  • Sima for Texas Campaign was represented by Noah Schwartz, field organizer. Sima Ladjevardian is the Democratic candidate running against Dan Crenshaw (R) in Congressional District 2.

  • Julia Maldonado is running for re-election to Texas 507th Family District Court.

Mary Graham, SURJ Houston Chapter


Texas State Senator Royce West made a stop at KAD’s July meeting, taking time from his busy campaign schedule for the primary runoff election. He was running against M.J. Hegar for the Democratic nomination to oppose US Senator John Cornyn. Hegar declined our invitation. She later won the Democratic nomination. 

Royce West, state senator and runoff candidate for US Senate

KAD members learned about systemic racism and how it has hurt the Black population throughout the past century: economically, in education, and through the criminal justice system. Our guest speaker in July was Mary Graham, Houston Chapter of SURJ (Showing Up for Racial Justice), a national organization that aims to educate and mobilize White people for racial justice.


Kingwood Area Democrats welcomed four judicial candidates to our July meeting. Three were in the runoff primary elections, while the fourth, Veronica Rivas-Molloy, was already on the November ballot.

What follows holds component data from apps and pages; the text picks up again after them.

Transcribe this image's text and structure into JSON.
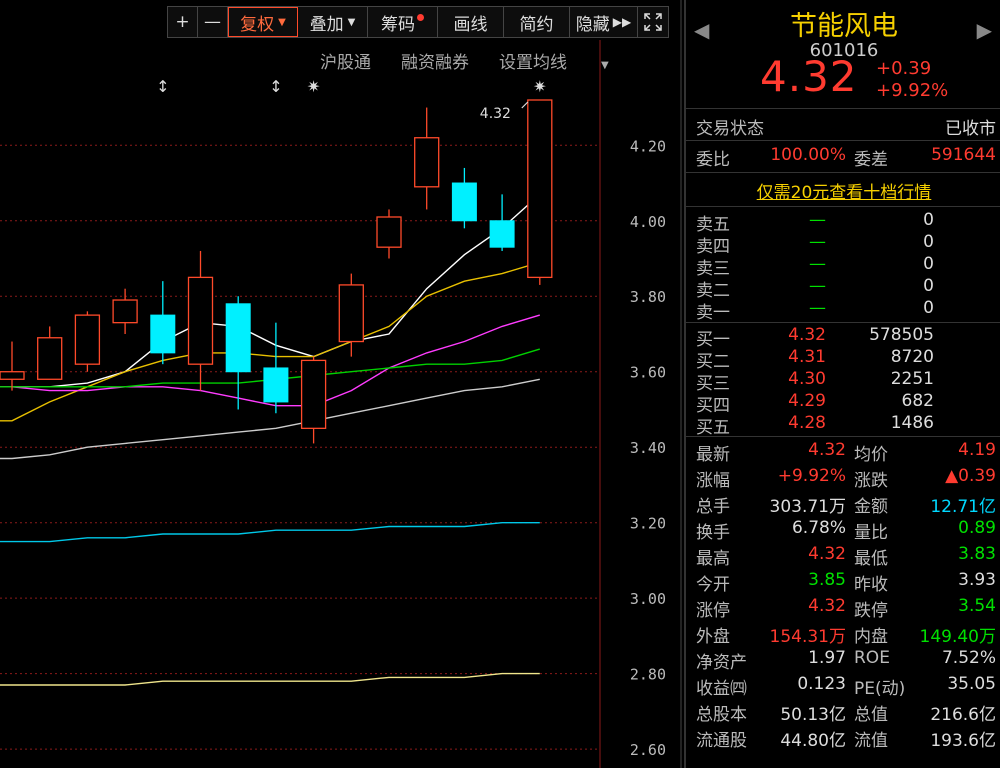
{
  "toolbar": {
    "plus": "+",
    "minus": "—",
    "fuquan": "复权",
    "diejia": "叠加",
    "chouma": "筹码",
    "huaxian": "画线",
    "jianyue": "简约",
    "yincang": "隐藏",
    "expand_icon": "expand-icon"
  },
  "sub_toolbar": {
    "hugutong": "沪股通",
    "rongzi": "融资融券",
    "set_ma": "设置均线"
  },
  "chart_data": {
    "type": "candlestick",
    "ylim": [
      2.55,
      4.32
    ],
    "y_ticks": [
      "4.20",
      "4.00",
      "3.80",
      "3.60",
      "3.40",
      "3.20",
      "3.00",
      "2.80",
      "2.60"
    ],
    "high_label": "4.32",
    "candles": [
      {
        "open": 3.58,
        "close": 3.6,
        "high": 3.68,
        "low": 3.55,
        "dir": "up"
      },
      {
        "open": 3.58,
        "close": 3.69,
        "high": 3.72,
        "low": 3.58,
        "dir": "up"
      },
      {
        "open": 3.62,
        "close": 3.75,
        "high": 3.76,
        "low": 3.6,
        "dir": "up"
      },
      {
        "open": 3.73,
        "close": 3.79,
        "high": 3.82,
        "low": 3.7,
        "dir": "up"
      },
      {
        "open": 3.75,
        "close": 3.65,
        "high": 3.84,
        "low": 3.62,
        "dir": "down"
      },
      {
        "open": 3.62,
        "close": 3.85,
        "high": 3.92,
        "low": 3.55,
        "dir": "up"
      },
      {
        "open": 3.78,
        "close": 3.6,
        "high": 3.8,
        "low": 3.5,
        "dir": "down"
      },
      {
        "open": 3.61,
        "close": 3.52,
        "high": 3.73,
        "low": 3.49,
        "dir": "down"
      },
      {
        "open": 3.45,
        "close": 3.63,
        "high": 3.64,
        "low": 3.41,
        "dir": "up"
      },
      {
        "open": 3.68,
        "close": 3.83,
        "high": 3.86,
        "low": 3.64,
        "dir": "up"
      },
      {
        "open": 3.93,
        "close": 4.01,
        "high": 4.03,
        "low": 3.9,
        "dir": "up"
      },
      {
        "open": 4.09,
        "close": 4.22,
        "high": 4.3,
        "low": 4.03,
        "dir": "up"
      },
      {
        "open": 4.1,
        "close": 4.0,
        "high": 4.14,
        "low": 3.98,
        "dir": "down"
      },
      {
        "open": 4.0,
        "close": 3.93,
        "high": 4.07,
        "low": 3.92,
        "dir": "down"
      },
      {
        "open": 3.85,
        "close": 4.32,
        "high": 4.32,
        "low": 3.83,
        "dir": "up"
      }
    ],
    "ma_lines": [
      {
        "color": "#ffffff",
        "values": [
          3.56,
          3.56,
          3.57,
          3.6,
          3.68,
          3.73,
          3.72,
          3.67,
          3.64,
          3.68,
          3.7,
          3.82,
          3.91,
          3.98,
          4.07
        ]
      },
      {
        "color": "#e8c000",
        "values": [
          3.47,
          3.52,
          3.56,
          3.6,
          3.63,
          3.65,
          3.65,
          3.64,
          3.64,
          3.68,
          3.72,
          3.8,
          3.84,
          3.86,
          3.89
        ]
      },
      {
        "color": "#ff3cff",
        "values": [
          3.56,
          3.55,
          3.55,
          3.56,
          3.56,
          3.55,
          3.53,
          3.51,
          3.51,
          3.55,
          3.61,
          3.65,
          3.68,
          3.72,
          3.75
        ]
      },
      {
        "color": "#00d000",
        "values": [
          3.56,
          3.56,
          3.56,
          3.56,
          3.57,
          3.57,
          3.57,
          3.58,
          3.59,
          3.6,
          3.61,
          3.62,
          3.62,
          3.63,
          3.66
        ]
      },
      {
        "color": "#cccccc",
        "values": [
          3.37,
          3.38,
          3.4,
          3.41,
          3.42,
          3.43,
          3.44,
          3.45,
          3.47,
          3.49,
          3.51,
          3.53,
          3.55,
          3.56,
          3.58
        ]
      },
      {
        "color": "#00c8e8",
        "values": [
          3.15,
          3.15,
          3.16,
          3.16,
          3.17,
          3.17,
          3.17,
          3.18,
          3.18,
          3.18,
          3.19,
          3.19,
          3.19,
          3.2,
          3.2
        ]
      },
      {
        "color": "#f0e68c",
        "values": [
          2.77,
          2.77,
          2.77,
          2.77,
          2.78,
          2.78,
          2.78,
          2.78,
          2.78,
          2.78,
          2.79,
          2.79,
          2.79,
          2.8,
          2.8
        ]
      }
    ],
    "markers": [
      {
        "index": 4,
        "symbol": "↕"
      },
      {
        "index": 7,
        "symbol": "↕"
      },
      {
        "index": 8,
        "symbol": "✷"
      },
      {
        "index": 14,
        "symbol": "✷"
      }
    ]
  },
  "panel": {
    "name": "节能风电",
    "code": "601016",
    "price": "4.32",
    "change": "+0.39",
    "change_pct": "+9.92%",
    "status_label": "交易状态",
    "status_value": "已收市",
    "webi_label": "委比",
    "webi_value": "100.00%",
    "weicha_label": "委差",
    "weicha_value": "591644",
    "promo": "仅需20元查看十档行情",
    "asks": [
      {
        "label": "卖五",
        "price": "—",
        "vol": "0"
      },
      {
        "label": "卖四",
        "price": "—",
        "vol": "0"
      },
      {
        "label": "卖三",
        "price": "—",
        "vol": "0"
      },
      {
        "label": "卖二",
        "price": "—",
        "vol": "0"
      },
      {
        "label": "卖一",
        "price": "—",
        "vol": "0"
      }
    ],
    "bids": [
      {
        "label": "买一",
        "price": "4.32",
        "vol": "578505"
      },
      {
        "label": "买二",
        "price": "4.31",
        "vol": "8720"
      },
      {
        "label": "买三",
        "price": "4.30",
        "vol": "2251"
      },
      {
        "label": "买四",
        "price": "4.29",
        "vol": "682"
      },
      {
        "label": "买五",
        "price": "4.28",
        "vol": "1486"
      }
    ],
    "quotes": [
      {
        "l1": "最新",
        "v1": "4.32",
        "c1": "red",
        "l2": "均价",
        "v2": "4.19",
        "c2": "red"
      },
      {
        "l1": "涨幅",
        "v1": "+9.92%",
        "c1": "red",
        "l2": "涨跌",
        "v2": "▲0.39",
        "c2": "red"
      },
      {
        "l1": "总手",
        "v1": "303.71万",
        "c1": "white",
        "l2": "金额",
        "v2": "12.71亿",
        "c2": "cyan"
      },
      {
        "l1": "换手",
        "v1": "6.78%",
        "c1": "white",
        "l2": "量比",
        "v2": "0.89",
        "c2": "green"
      },
      {
        "l1": "最高",
        "v1": "4.32",
        "c1": "red",
        "l2": "最低",
        "v2": "3.83",
        "c2": "green"
      },
      {
        "l1": "今开",
        "v1": "3.85",
        "c1": "green",
        "l2": "昨收",
        "v2": "3.93",
        "c2": "white"
      },
      {
        "l1": "涨停",
        "v1": "4.32",
        "c1": "red",
        "l2": "跌停",
        "v2": "3.54",
        "c2": "green"
      },
      {
        "l1": "外盘",
        "v1": "154.31万",
        "c1": "red",
        "l2": "内盘",
        "v2": "149.40万",
        "c2": "green"
      },
      {
        "l1": "净资产",
        "v1": "1.97",
        "c1": "white",
        "l2": "ROE",
        "v2": "7.52%",
        "c2": "white"
      },
      {
        "l1": "收益㈣",
        "v1": "0.123",
        "c1": "white",
        "l2": "PE(动)",
        "v2": "35.05",
        "c2": "white"
      },
      {
        "l1": "总股本",
        "v1": "50.13亿",
        "c1": "white",
        "l2": "总值",
        "v2": "216.6亿",
        "c2": "white"
      },
      {
        "l1": "流通股",
        "v1": "44.80亿",
        "c1": "white",
        "l2": "流值",
        "v2": "193.6亿",
        "c2": "white"
      }
    ]
  },
  "colors": {
    "up": "#ff4a2a",
    "down": "#00f0ff",
    "grid": "#8b1a1a",
    "axis_text": "#bbbbbb"
  }
}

Veronica Rivas-Molloy, Democratic candidate for justice in the 1st Court of Appeals.

Cheryl Elliott Thornton, candidate for judge in the Civil District Court

Te’iva Bell, candidate for judge in the Criminal District Court



An after-dinner, virtual social hour on June 25, turned into a stimulating conversation with Teneshia Hudspeth, Chief Deputy in the Harris County Clerk's Office. We talked about the Primary Runoff Election, plans for the November Election, and a range of other topics that affect Harris County and Texas voters. Hudspeth is Democratic candidate in the race for Harris County Clerk. 

Teneshia Hudspeth, Chief Deputy, 

Harris County Clerk's Office, and Democratic candidate for Harris County Clerk.